Recent restructuring efforts seem to have been quite effective, as Under Armour reported better-than-expected results for the fourth quarter of 2020. The company surprised analysts by reporting a profit for the quarter, thanks primarily to strong digital growth due to the popularity of its athletic apparel for home workouts, as well as efforts to keeps expenses at bay. After the announcement, the group’s shares jumped by more than 10 percent.

The good results led Under Armour to issue an upbeat guidance for 2021, with sales expected to rise in the high-single digits, while the gross margin is forecast to be up slightly from the prior year. Operating losses will be eliminated, at least on an adjusted basis, as the management is now forecasting an adjusted operating profit of between $5 million and $25 million.

The brand will be seeking a more premium positioning, trimming the off-price channel, restricting the demand and cutting off some undifferentiated wholesale accounts from the second half of the year, while pushing direct-to-consumer operations. For the first quarter of 2021, Under Armour is calling for sales to be up by about 20 percent, due in part to a shift in orders, but ongoing restructuring charges will cause an operating loss of $55 to $70 million. No charges are expected for the second half of the year.
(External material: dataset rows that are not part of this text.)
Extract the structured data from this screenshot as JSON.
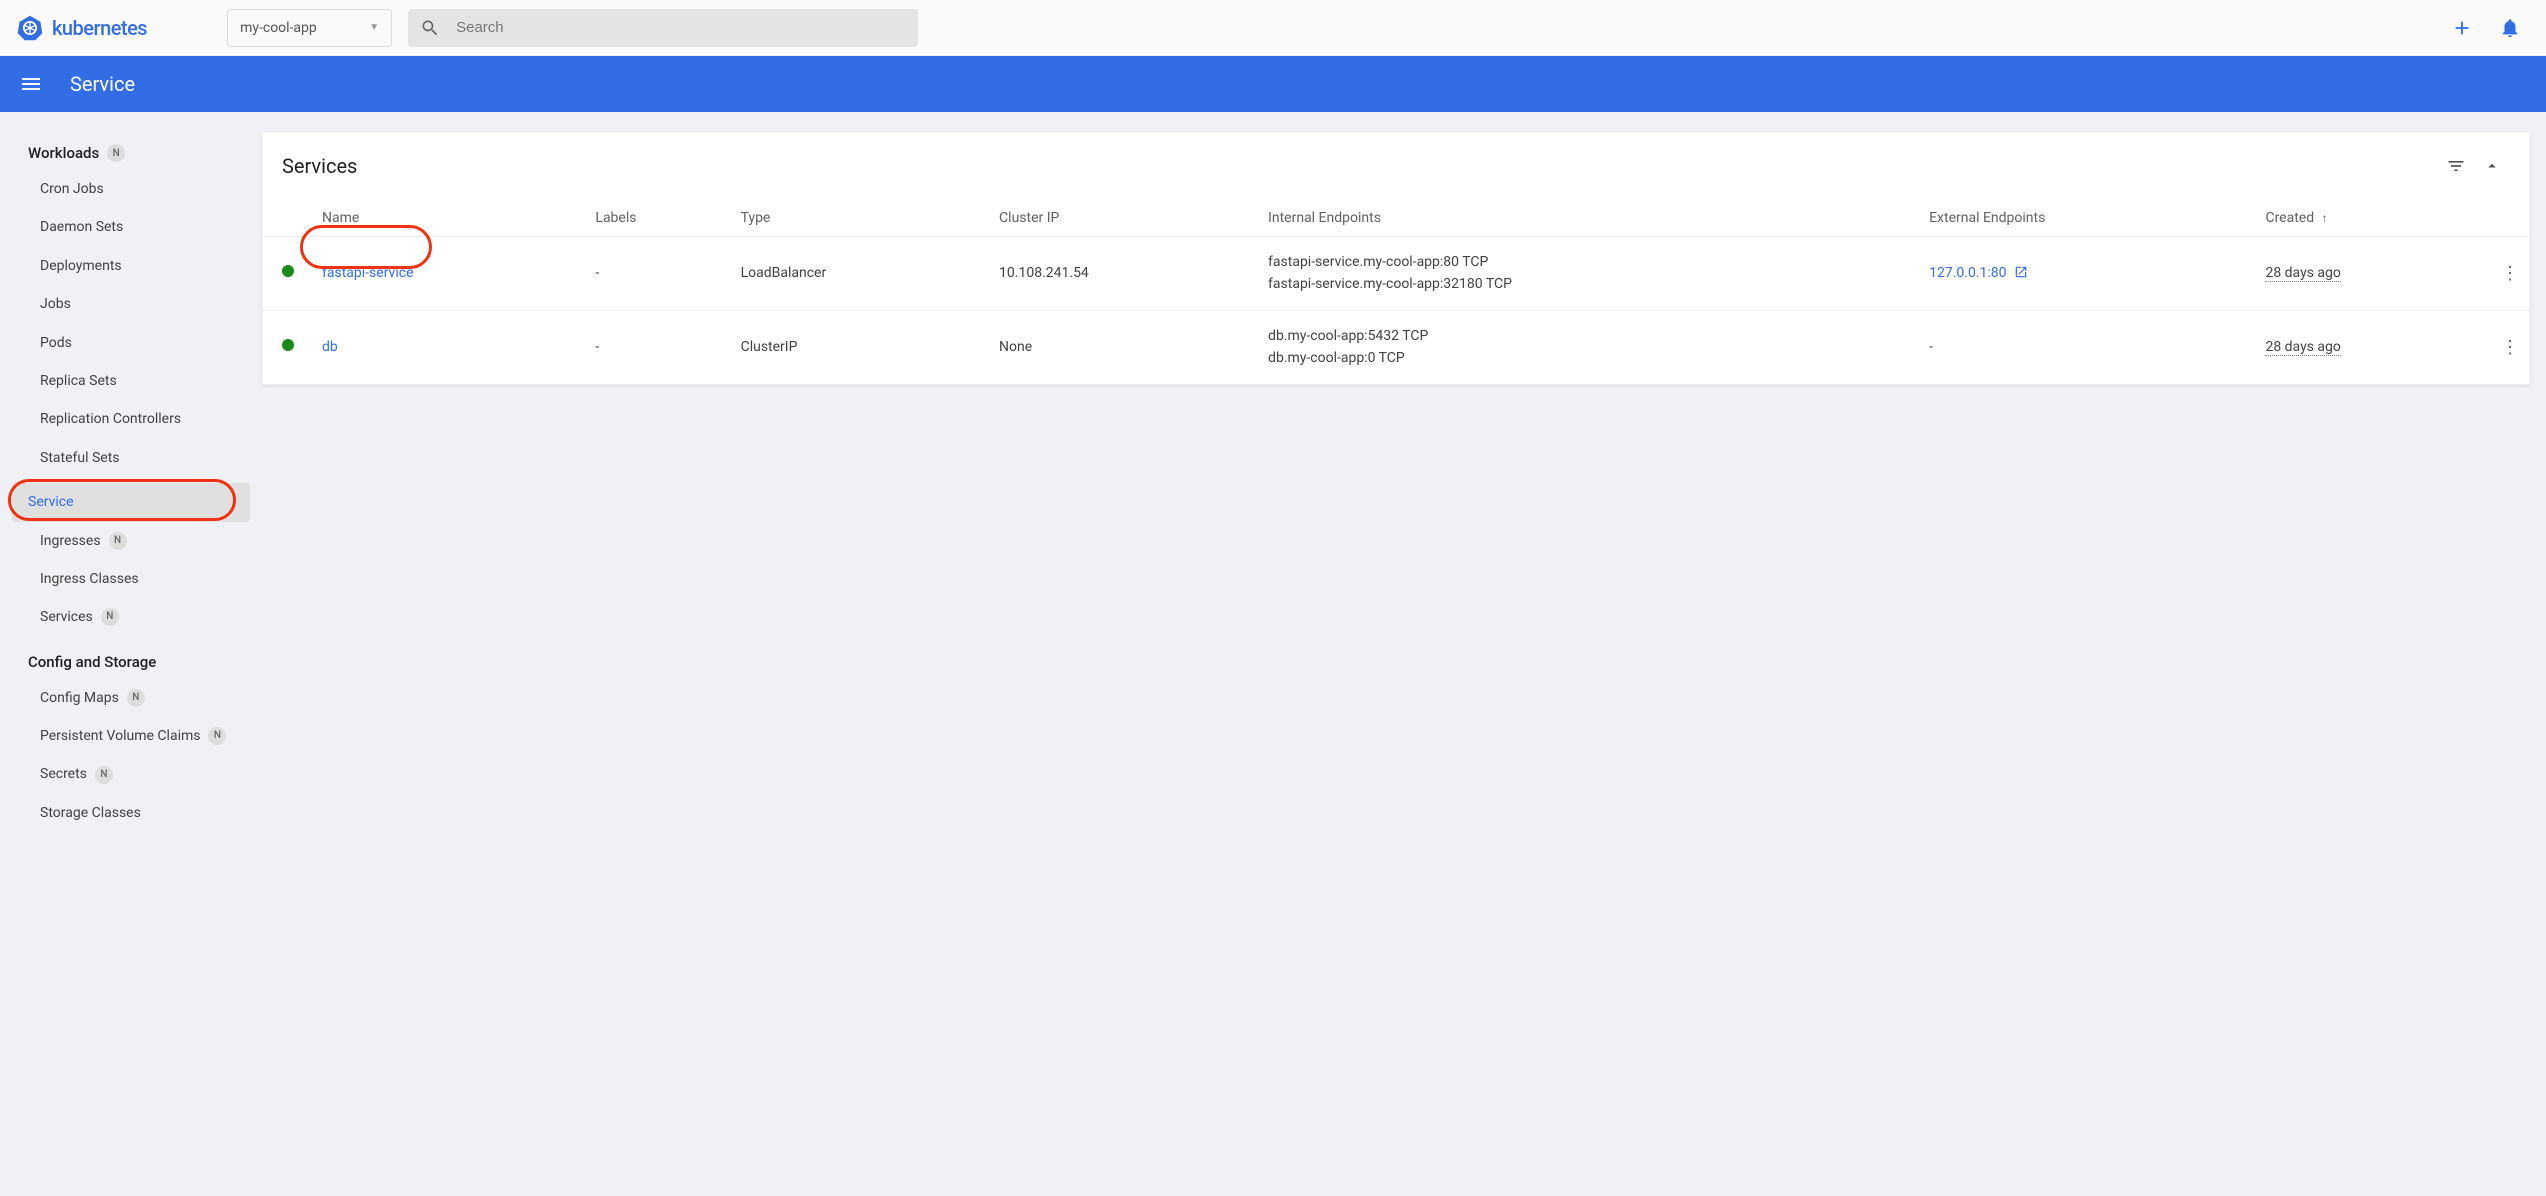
{
  "header": {
    "brand": "kubernetes",
    "namespace": "my-cool-app",
    "search_placeholder": "Search"
  },
  "actionbar": {
    "title": "Service"
  },
  "sidebar": {
    "sections": [
      {
        "header": "Workloads",
        "header_badge": "N",
        "items": [
          {
            "label": "Cron Jobs",
            "badge": null,
            "selected": false
          },
          {
            "label": "Daemon Sets",
            "badge": null,
            "selected": false
          },
          {
            "label": "Deployments",
            "badge": null,
            "selected": false
          },
          {
            "label": "Jobs",
            "badge": null,
            "selected": false
          },
          {
            "label": "Pods",
            "badge": null,
            "selected": false
          },
          {
            "label": "Replica Sets",
            "badge": null,
            "selected": false
          },
          {
            "label": "Replication Controllers",
            "badge": null,
            "selected": false
          },
          {
            "label": "Stateful Sets",
            "badge": null,
            "selected": false
          }
        ]
      },
      {
        "header": "Service",
        "header_selected": true,
        "header_highlighted": true,
        "items": [
          {
            "label": "Ingresses",
            "badge": "N",
            "selected": false
          },
          {
            "label": "Ingress Classes",
            "badge": null,
            "selected": false
          },
          {
            "label": "Services",
            "badge": "N",
            "selected": false
          }
        ]
      },
      {
        "header": "Config and Storage",
        "items": [
          {
            "label": "Config Maps",
            "badge": "N",
            "selected": false
          },
          {
            "label": "Persistent Volume Claims",
            "badge": "N",
            "selected": false
          },
          {
            "label": "Secrets",
            "badge": "N",
            "selected": false
          },
          {
            "label": "Storage Classes",
            "badge": null,
            "selected": false
          }
        ]
      }
    ]
  },
  "main": {
    "card_title": "Services",
    "columns": {
      "name": "Name",
      "labels": "Labels",
      "type": "Type",
      "cluster_ip": "Cluster IP",
      "internal_ep": "Internal Endpoints",
      "external_ep": "External Endpoints",
      "created": "Created"
    },
    "rows": [
      {
        "status": "running",
        "name": "fastapi-service",
        "name_highlighted": true,
        "labels": "-",
        "type": "LoadBalancer",
        "cluster_ip": "10.108.241.54",
        "internal_ep": [
          "fastapi-service.my-cool-app:80 TCP",
          "fastapi-service.my-cool-app:32180 TCP"
        ],
        "external_ep": "127.0.0.1:80",
        "external_ep_link": true,
        "created": "28 days ago"
      },
      {
        "status": "running",
        "name": "db",
        "labels": "-",
        "type": "ClusterIP",
        "cluster_ip": "None",
        "internal_ep": [
          "db.my-cool-app:5432 TCP",
          "db.my-cool-app:0 TCP"
        ],
        "external_ep": "-",
        "external_ep_link": false,
        "created": "28 days ago"
      }
    ]
  }
}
In the fourth quarter of 2020, net earnings reached $184.5 million, versus a loss of $15.3 million for the fourth quarter of 2019. The Wall Street consensus called for a loss in the quarter. The company’s return to profitability was made possible through an adjusted operating profit of $120 million for the period and proceeds of $182 million from the sale of MyFitnessPal that more than offset restructuring charges of $52 million.

Total revenues decreased by 2.6 percent to $1,404 million, which was also higher than analysts’ estimates. Wholesale revenues plunged by 12 percent to $662 million, while direct-to-consumer sales rose by 11 percent to $655 million, driven by a 25 percent gain in e-commerce. Overall, apparel revenues contracted by 4.0 percent to $931 million, footwear revenues declined by 7.1 percent to $241 million, and accessories grew by 32.0 percent to $145 million, thanks largely to the success of the Under Armour Sportsmask.
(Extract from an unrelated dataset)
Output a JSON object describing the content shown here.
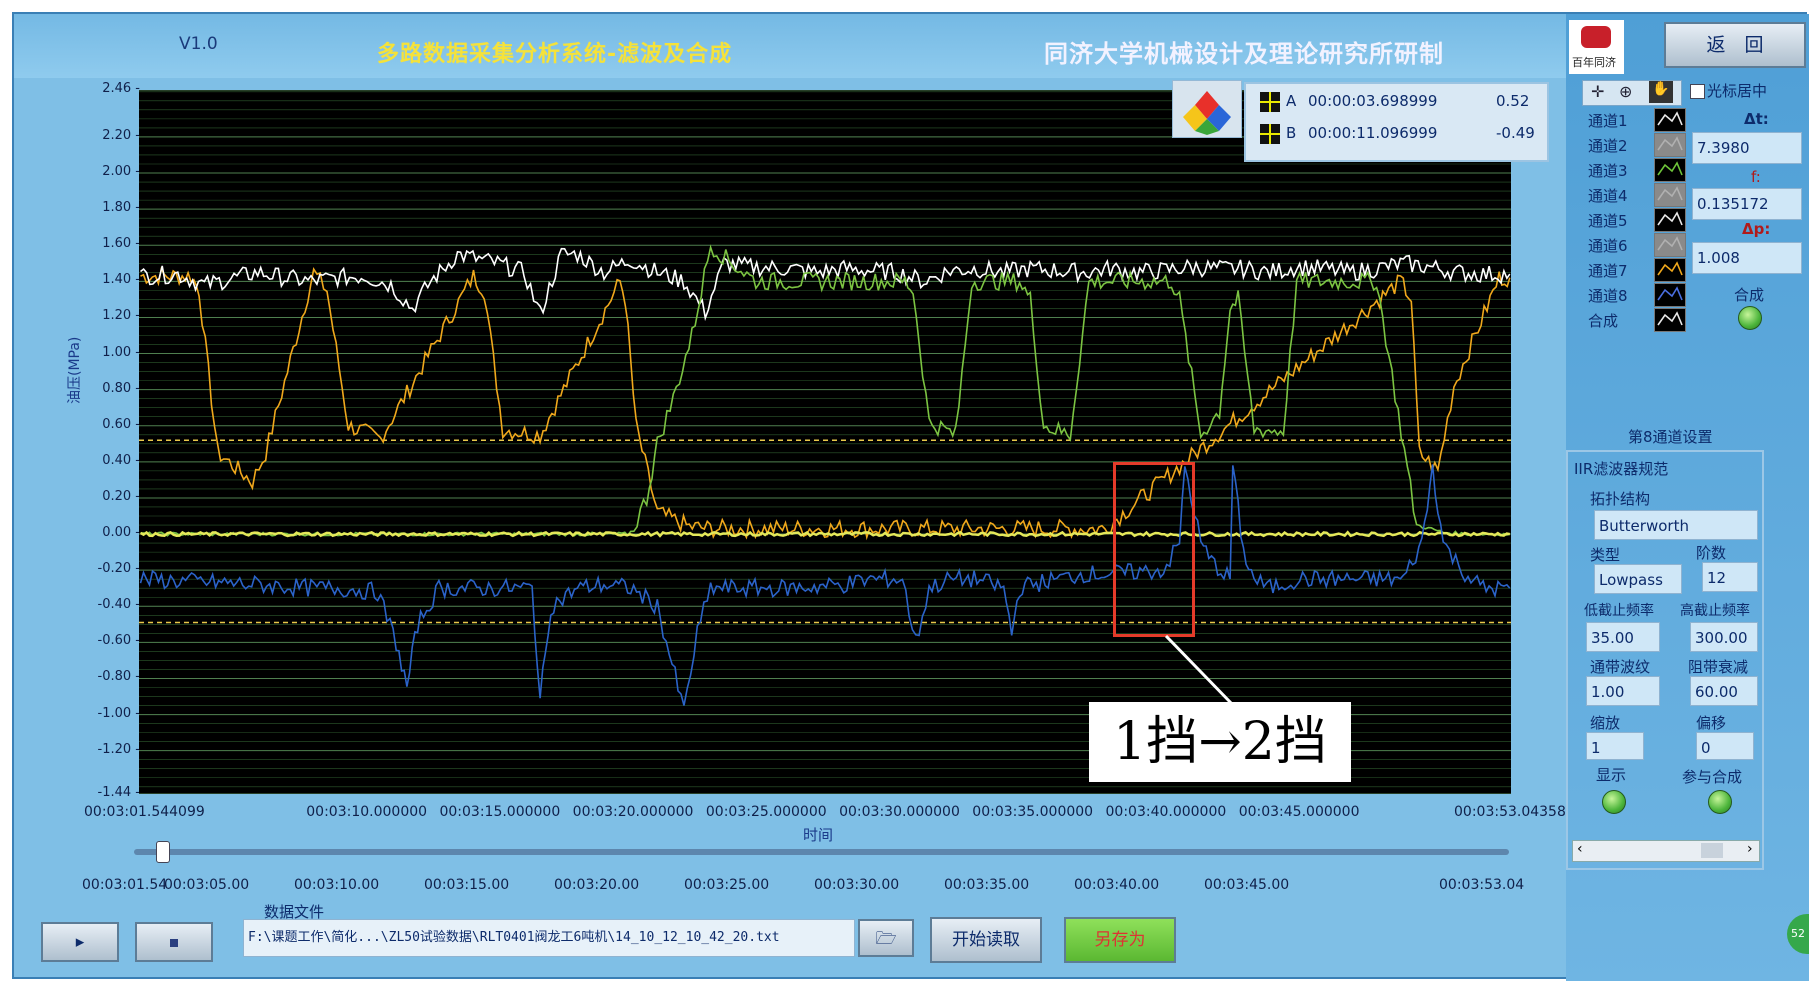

In North America, sales were down by 6 percent to $924 million, but they increased by 4 percent in constant currencies elsewhere. By region, on a constant-currency basis, sales dropped by 14 percent in EMEA, but increased by 21 percent in Asia-Pacific and by 8 percent in Latin America.

The company’s gross margin improved by 2.1 percentage points to 49.4 percent. Excluding the impact of restructuring efforts, the adjusted gross margin increased by 3.0 percentage points to 50.3 percent, driven primarily by benefits from the channel mix, supply chain initiatives and the regional mix. The group ended the third quarter with cash and cash equivalents of $1.5 billion.

For the full year, revenues were down by 15.0 percent to $4,475 million, including a 25 percent drop in wholesale revenues and a two percent gain in direct-to-consumer revenues, lifted by e-commerce. The gross margin rose by 1.4 percentage points to 48.3 percent, but operating expenses were cut by 6.1 points as a percentage of sales. Under Armour had to book a net loss of $549.2 million for the year against a profit of $92.1 million in 2019. The loss included $473 million in pre-tax restructuring charges, which represented the bulk of a restructuring plan estimated to cost $550-600 million.

North American revenues fell by 19.5 percent to $2,945 million and international revenues dropped by 4 percent to $1,400 million, including a 5 percent drop in EMEA in constant currencies. Apparel revenues were off by 16.9 percent to $3,882 million, footwear revenue fell by 14.0 percent to $934 million, and accessories remained flat at $414 million.UA also reported declines of 23.8 percent in licensing income and 0.4 percent in Connected Fitness, down to $105.8 million and $135.0 million, respectively. The gross margin expanded by 1.4 percentage points to 48.3 percent. The net loss for the year amounted to $549 million, compared with a profit of $92.1 million in 2019.

The results came after the company started to implement a $600 million restructuring plan designed to improve profitability and cash flow. As previously reported, Under Armour completed in December the sale of the MyFitnessPal business to Francisco Partners for $345 million, inclusive of the achievement of potential earn-out payments. In connection with this transaction, Under Armour discontinued its European-based Endomondo platform at the end of 2020. UA had bought MyFitnessPal and Endomondo in 2015, respectively for $475 million and $85 million.

The company announced that its board has authorized a change in its fiscal year-end to March 31 from Dec. 31, effective with the fiscal year beginning on April 1, 2022.